The underlying principle for inclusion of material in the encyclopaedia is hard to discern; there are historical notes on (to take just letter A) St Adalbert of Prague, the Amur river, Anna the wife of Grand Prince Vladimir, the town of Arkhangel’sk, Armenia, the Avars, Azerbaijan, Sea of Azov, but no mention of what their relevance might be to myth or legend. Equally inappropriate is the inclusion of sometimes quite long entries on stories or personages in Armenian, Georgian, Samoyed, Mordvin, Tungus, Tatar, Romany, Yakut, Prussian, Lithuanian, Romanian and Magyar (over three pages on Amalfi!), for the most part quite unconnected with anything Slav.

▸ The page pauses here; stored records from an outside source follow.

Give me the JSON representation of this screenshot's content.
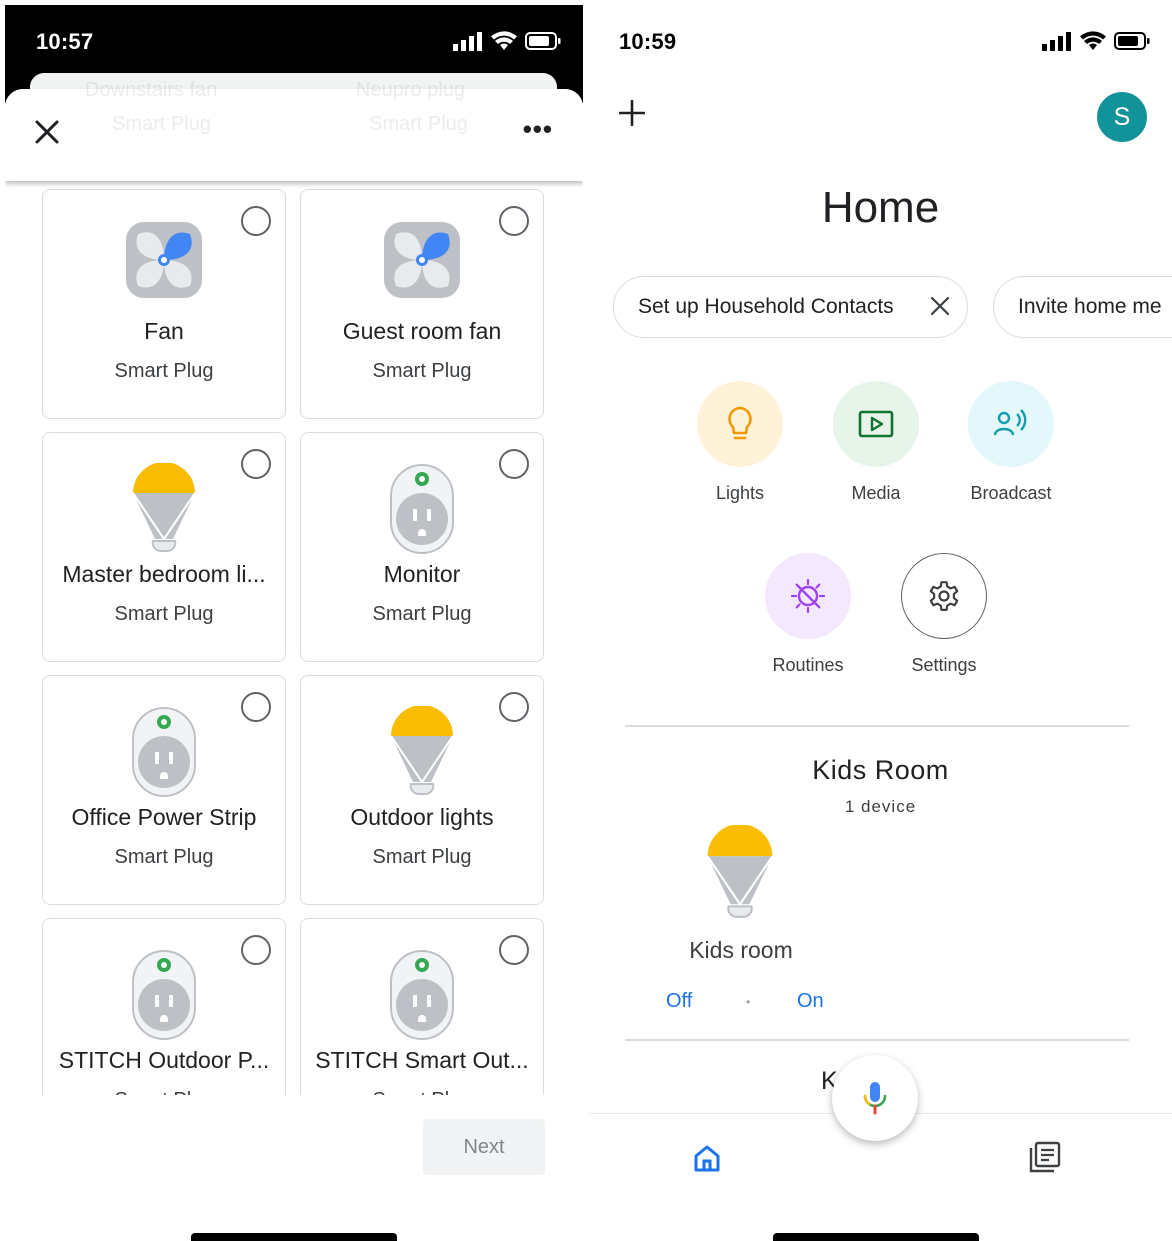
{
  "left_screen": {
    "status": {
      "time": "10:57"
    },
    "ghost_header": {
      "texts": [
        "Downstairs fan",
        "Smart Plug",
        "Neupro plug",
        "Smart Plug"
      ]
    },
    "devices": [
      {
        "name": "Fan",
        "type": "Smart Plug",
        "icon": "fan-icon"
      },
      {
        "name": "Guest room fan",
        "type": "Smart Plug",
        "icon": "fan-icon"
      },
      {
        "name": "Master bedroom li...",
        "type": "Smart Plug",
        "icon": "light-bulb-icon"
      },
      {
        "name": "Monitor",
        "type": "Smart Plug",
        "icon": "outlet-icon"
      },
      {
        "name": "Office Power Strip",
        "type": "Smart Plug",
        "icon": "outlet-icon"
      },
      {
        "name": "Outdoor lights",
        "type": "Smart Plug",
        "icon": "light-bulb-icon"
      },
      {
        "name": "STITCH Outdoor P...",
        "type": "Smart Plug",
        "icon": "outlet-icon"
      },
      {
        "name": "STITCH Smart Out...",
        "type": "Smart Plug",
        "icon": "outlet-icon"
      }
    ],
    "next_label": "Next"
  },
  "right_screen": {
    "status": {
      "time": "10:59"
    },
    "avatar_initial": "S",
    "title": "Home",
    "chips": {
      "household": "Set up Household Contacts",
      "invite": "Invite home me"
    },
    "actions": {
      "lights": "Lights",
      "media": "Media",
      "broadcast": "Broadcast",
      "routines": "Routines",
      "settings": "Settings"
    },
    "room": {
      "name": "Kids Room",
      "count": "1 device",
      "device_name": "Kids room",
      "off_label": "Off",
      "on_label": "On",
      "dot": "•"
    },
    "next_room_partial": "K          n"
  },
  "colors": {
    "accent_blue": "#1a73e8",
    "avatar_teal": "#12939a",
    "bulb_yellow": "#fbbc04",
    "outlet_green": "#34a853"
  }
}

The ideological tone of the book is set in the preface where the author regrets that few pre-Christian legends survive and seems to think that Christianisation is a corrupting process instead of simply one of the many possible processes in cultural history. This is perhaps why most apocryphal legends on Christian motifs, hovering between “literature” and “folk literature” and often of non-Slav origin, are missing from the book (e.g. the Khozhenie po mukam, Dream of the Virgin, The Tree of the Cross and so on).
The publisher must share some blame for the curious character of this book. It might have been redeemable at a popular level if there had been adequate editorial guidelines and some consultation with specialists. Failure to settle on a single transliteration of Cyrillic leads to multiple entries and the absurdity of, for example, Alesha Popovich having entries under Alesha, Aliosha, Alyosha, and Alyosha Popovich, with different information given under each and no attempt made to coordinate them. A further editorial failure is that the selection of illustrations is bizarre and most of them are unrelated to the ostensible subject of the book: “Death” is illustrated with a full-page reproduction of a fifteenth-century French Book of Hours; “Fairy” is illustrated by a fairly modern Western engraving of a fairy king and queen holding court under a mushroom; “Moon” is illustrated by a picture taken from Apollo 1; and “Transylvania” is illustrated by a still of Bela Lugosi as Count Dracula.
W. F. Ryan, Warburg Institute
COPYRIGHT 2000 Folklore Society
COPYRIGHT 2003 Gale Group